■ GOAL OF THE EXERCISE ■
The exercise asks you to copy every line below in which "screenshot" appears.

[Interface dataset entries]
= = = =

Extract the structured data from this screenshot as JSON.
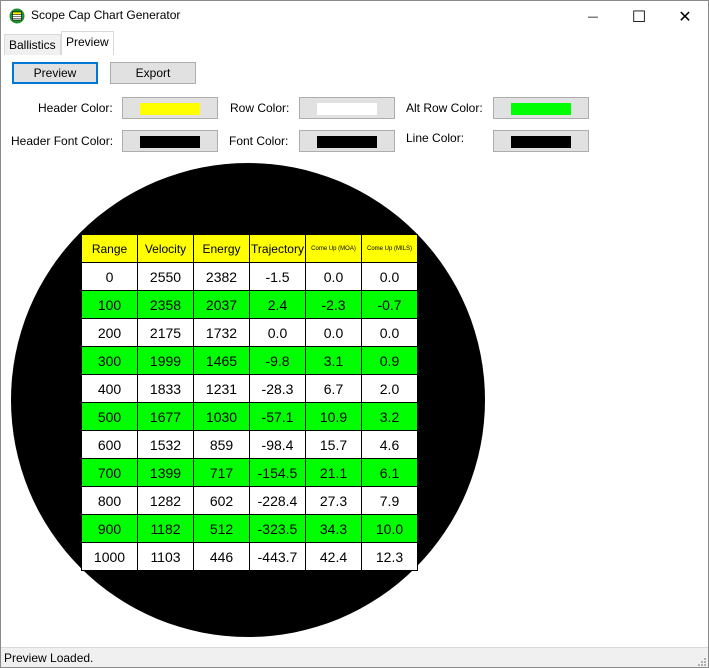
{
  "window": {
    "title": "Scope Cap Chart Generator",
    "minimize_glyph": "—",
    "maximize_glyph": "☐",
    "close_glyph": "✕"
  },
  "tabs": [
    {
      "label": "Ballistics",
      "active": false
    },
    {
      "label": "Preview",
      "active": true
    }
  ],
  "toolbar": {
    "preview_label": "Preview",
    "export_label": "Export"
  },
  "colors": {
    "header_color_label": "Header Color:",
    "header_color": "#ffff00",
    "row_color_label": "Row Color:",
    "row_color": "#ffffff",
    "alt_row_color_label": "Alt Row Color:",
    "alt_row_color": "#00ff00",
    "header_font_color_label": "Header Font Color:",
    "header_font_color": "#000000",
    "font_color_label": "Font Color:",
    "font_color": "#000000",
    "line_color_label": "Line Color:",
    "line_color": "#000000"
  },
  "chart": {
    "background": "#000000",
    "columns": [
      "Range",
      "Velocity",
      "Energy",
      "Trajectory",
      "Come Up (MOA)",
      "Come Up (MILS)"
    ],
    "rows": [
      [
        "0",
        "2550",
        "2382",
        "-1.5",
        "0.0",
        "0.0"
      ],
      [
        "100",
        "2358",
        "2037",
        "2.4",
        "-2.3",
        "-0.7"
      ],
      [
        "200",
        "2175",
        "1732",
        "0.0",
        "0.0",
        "0.0"
      ],
      [
        "300",
        "1999",
        "1465",
        "-9.8",
        "3.1",
        "0.9"
      ],
      [
        "400",
        "1833",
        "1231",
        "-28.3",
        "6.7",
        "2.0"
      ],
      [
        "500",
        "1677",
        "1030",
        "-57.1",
        "10.9",
        "3.2"
      ],
      [
        "600",
        "1532",
        "859",
        "-98.4",
        "15.7",
        "4.6"
      ],
      [
        "700",
        "1399",
        "717",
        "-154.5",
        "21.1",
        "6.1"
      ],
      [
        "800",
        "1282",
        "602",
        "-228.4",
        "27.3",
        "7.9"
      ],
      [
        "900",
        "1182",
        "512",
        "-323.5",
        "34.3",
        "10.0"
      ],
      [
        "1000",
        "1103",
        "446",
        "-443.7",
        "42.4",
        "12.3"
      ]
    ]
  },
  "status": {
    "text": "Preview Loaded."
  }
}
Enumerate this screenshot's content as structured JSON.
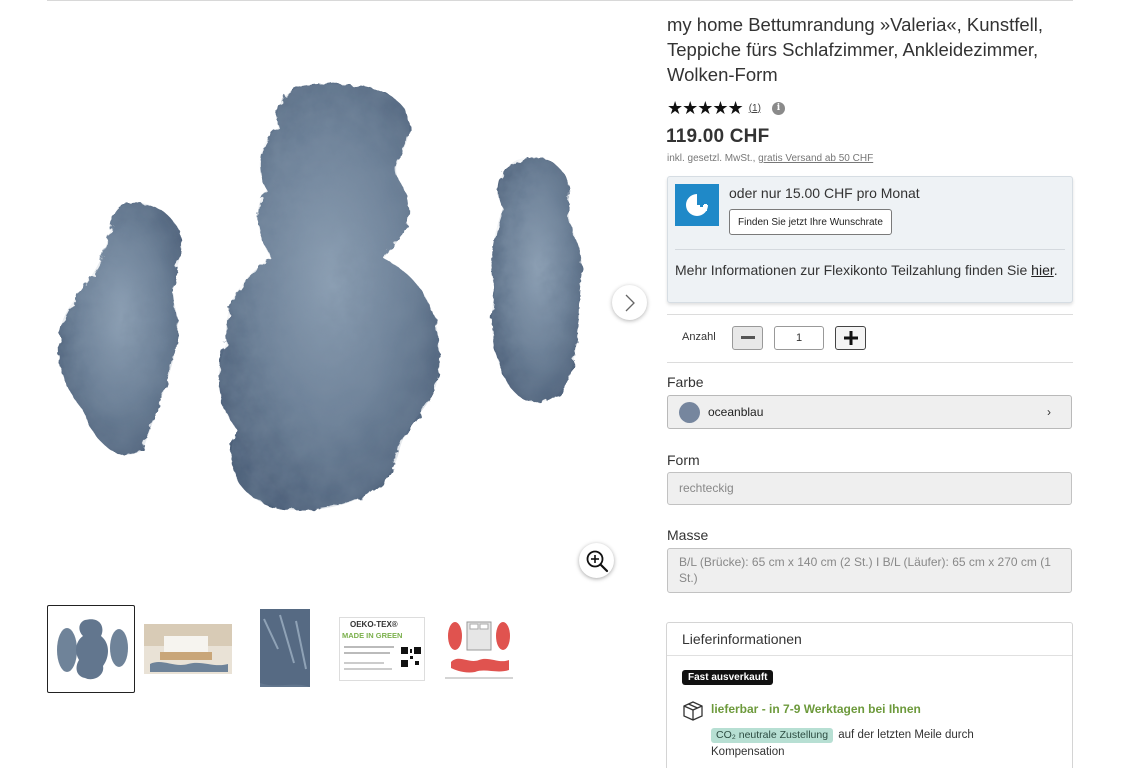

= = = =

■ WRITTEN REPLY ■
Extract the structured data from this screenshot as JSON.
Enumerate this screenshot's content as structured JSON.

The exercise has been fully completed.